By Joseph Ax
NEW YORK (Reuters) - Twenty U.S. citizens who won more than $1.5 billion in court judgments against Iran for its support of militant attacks sued the U.S. government on Wednesday to try and prevent it from lifting sanctions on Tehran under an international nuclear deal.
The lawsuit in federal court in New York said that unfreezing Iranian funds would rob the victims of the attacks in Israel and the Gaza Strip of “their last remaining opportunity to pressure Iran to satisfy their judgments.”
The plaintiffs, who have not yet received any money, include victims of several attacks between 1995 and 2006 carried out by groups backed by Iran - Hamas and Palestine Islamic Jihad. The lawsuit names the U.S. State Department and the Treasury Department as defendants.

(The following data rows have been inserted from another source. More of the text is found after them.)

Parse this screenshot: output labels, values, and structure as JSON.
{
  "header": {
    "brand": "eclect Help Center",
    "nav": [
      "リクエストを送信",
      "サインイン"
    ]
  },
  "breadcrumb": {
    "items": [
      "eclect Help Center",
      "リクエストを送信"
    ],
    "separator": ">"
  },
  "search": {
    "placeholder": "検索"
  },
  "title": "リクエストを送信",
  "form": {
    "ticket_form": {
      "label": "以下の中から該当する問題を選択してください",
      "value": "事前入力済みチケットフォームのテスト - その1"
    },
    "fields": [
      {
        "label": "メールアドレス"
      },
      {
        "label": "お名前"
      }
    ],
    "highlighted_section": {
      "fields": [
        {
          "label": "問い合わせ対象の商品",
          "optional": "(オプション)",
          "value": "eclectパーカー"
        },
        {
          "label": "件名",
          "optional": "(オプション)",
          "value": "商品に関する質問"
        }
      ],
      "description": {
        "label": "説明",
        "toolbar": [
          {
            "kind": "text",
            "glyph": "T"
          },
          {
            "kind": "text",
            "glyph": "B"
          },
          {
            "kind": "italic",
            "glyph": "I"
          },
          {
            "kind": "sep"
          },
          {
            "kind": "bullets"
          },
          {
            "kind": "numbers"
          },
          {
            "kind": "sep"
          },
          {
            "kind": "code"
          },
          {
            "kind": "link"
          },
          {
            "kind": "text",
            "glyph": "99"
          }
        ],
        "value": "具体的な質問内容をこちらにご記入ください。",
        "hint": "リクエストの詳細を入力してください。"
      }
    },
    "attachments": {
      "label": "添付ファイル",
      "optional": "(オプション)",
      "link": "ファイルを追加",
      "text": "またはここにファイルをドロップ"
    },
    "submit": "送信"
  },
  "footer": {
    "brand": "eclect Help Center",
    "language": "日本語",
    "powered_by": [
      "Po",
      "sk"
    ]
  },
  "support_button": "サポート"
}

The White House declined to comment on the lawsuit. A spokesman for the Department of Justice did not immediately comment.
The U.S.-led July 14 accord between Iran and six world powers would lift some of the harshest economic sanctions against Tehran in exchange for a verification program intended to restrict Iran’s nuclear program.
Congress has until Sept. 17 to approve or reject the pact. President Barack Obama delivered a speech on Wednesday defending the deal and urging lawmakers to vote in its favor, despite fierce opposition from Israeli Prime Minister Benjamin Netanyahu.
Wednesday's lawsuit was brought by some of the same lawyers who in February won a $218 million jury verdict against the Palestinian Authority and the Palestine Liberation Organization for victims of militant attacks in Israel.
The Palestinian groups are appealing. A lawyer for the groups said in court in July that the judgment, which is automatically tripled under federal law, could "be the end of the Palestinian Authority."
The U.S. government has said it may weigh in on the case and would decide by Aug. 10.
(Editing by Grant McCool)